Rep. Kyrsten Sinema (D) took the lead in the Senate race, very close to Arizona, on Thursday night, with a slight lead of 9,610 votes over the Representative. Martha mcallyMartha Elizabeth McSallySchumer: 2020 is not a good omen & # 39; for the GOP Overnight Defense: what partial exams mean for defense panels | Pompeo cancels meeting of North Korea | Trump observes Kim's summit in early 2019 | The Pentagon leaves its name for the border mission A handful of races remain undecided a day after the partial exams MORE (R)
Sinema has an advantage of 0.5 points with the entry of votes, mainly Maricopa County, according to the new numbers of the website of the secretary of state of Arizona. Votes were also issued from Pinal and Gila counties, as well as from Pima County, a county of Democratic inclination that is home to the city of Tucson.

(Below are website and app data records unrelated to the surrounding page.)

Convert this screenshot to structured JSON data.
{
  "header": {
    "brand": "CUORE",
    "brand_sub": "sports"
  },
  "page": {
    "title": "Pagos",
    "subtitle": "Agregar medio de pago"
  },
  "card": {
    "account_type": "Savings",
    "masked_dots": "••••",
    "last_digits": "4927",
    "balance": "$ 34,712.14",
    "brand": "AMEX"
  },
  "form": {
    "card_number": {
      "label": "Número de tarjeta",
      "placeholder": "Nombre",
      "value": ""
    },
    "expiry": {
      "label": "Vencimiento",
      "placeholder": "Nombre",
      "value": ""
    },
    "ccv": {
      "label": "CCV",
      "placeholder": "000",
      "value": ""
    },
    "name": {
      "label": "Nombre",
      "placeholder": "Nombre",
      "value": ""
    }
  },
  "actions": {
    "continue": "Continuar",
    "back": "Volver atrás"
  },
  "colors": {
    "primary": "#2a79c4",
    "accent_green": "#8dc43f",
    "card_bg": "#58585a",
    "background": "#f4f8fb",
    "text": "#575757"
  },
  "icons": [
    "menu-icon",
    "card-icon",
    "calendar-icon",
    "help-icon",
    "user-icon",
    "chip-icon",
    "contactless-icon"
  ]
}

The count marks a change from McSally's initial 1-point lead from the previous Thursday, when the Republican Party congresswoman went up with 17,073 votes.
An Arizona source told The Hill that the latest numbers came from approximately 150,000 votes from Maricopa County, with an additional 345,000 outstanding votes remaining from that county, which includes the capital of Phoenix, as well as the Sinema Congress district itself .
A total of approximately 500,000 votes remain untold throughout the state.
The Maricopa County registrar announced that the next update will be published on Friday at 5 p.m. local time.
Sinema and McSally are caught up in one of the fiercest battles in the Senate of this cycle in the race to replace the retired senator. Jeff FlakeJeffrey (Jeff) Lane FlakeSchumer: 2020 is not a good omen & # 39; for GOP Collins: Mueller should be allowed & # 39; to continue in Russia Trump's investigation seeks to show that it is still in Washington's charge MORE (R-Ariz.), An open critic of President trumpDonald John Trump Protesters gather outside the White House to protest the expulsion of Acosta from Sessions: "I did not put my hands on" The White House intern is doubled by the decision to withdraw Acosta's press pass from CNN MORE.
Arizona was one of the few states in this cycle where the Democrats had the opportunity to change seats in their arduous struggle for the majority of the Senate. While it is traditionally a red state, Trump took Arizona by less than 5 points in 2016, which is a closer margin than previous Republican presidential candidates. And the Democrats have not won a seat in the Senate in Arizona since 1988.
Before the first round of outstanding votes was published, the Sinema campaign issued a statement in which it expressed confidence in its perspectives when all the remaining votes are counted.
"Arizonans must have faith that their votes are counted, and we are working diligently to ensure that the recount is done in a fair, transparent and timely manner that voters can trust," said Andrew Sinema campaign manager. Piatt, adding that the campaign believes that "I will be elected after the remaining votes are counted.
McSally's campaign projected similar confidence in a Thursday night statement.
"With half a million ballots ahead, we continue to trust that as votes continue to come from counties across the state, Martha McSally will be elected the next Arizona senator," said McSally Campaign CEO Jim Bognet.
Arizona is not the only race in the Senate that remains to be convened. In Florida, Sen. Bill NelsonClarence (Bill) William NelsonTop countdown: Mid-term | What we learned | What to see next | Trump calls legislators who lost | A look at indecisive careers | The vote deepens the urban and rural division | Women help to deliver Dems House | McConnell thanks Trump for the Schumer Senate's earnings: 2020 & # 39; not a good omen & # 39; for the GOP Overnight Defense: what partial exams mean for defense panels | Pompeo cancels meeting of North Korea | Trump observes Kim's summit in early 2019 | The Pentagon loses name for the border mission MORE (D-Fla.) And his Republican opponent Rick Scott are also locked in a closed race that seems headed for a recount.
And the special election in the Mississippi Senate is headed for a runoff on November 27, without Senator Cindy Hyde-Smith (R-Miss.) Or the former Agriculture Sec. Mike Espy (D) was able to clear the 50 percent threshold needed to avoid one. Hyde-Smith is very favored to win the second round in the ruby red state.
Regardless of the outstanding careers, Republicans will retain their majority in the Senate after changing seats in Missouri, Indiana and North Dakota. But depending on the outcome of those races, the Republicans could still govern with a small majority.
The current breakdown of the Senate is 51 seats for Republicans and 46 for Democrats.
-Updated at 8:47 p.m.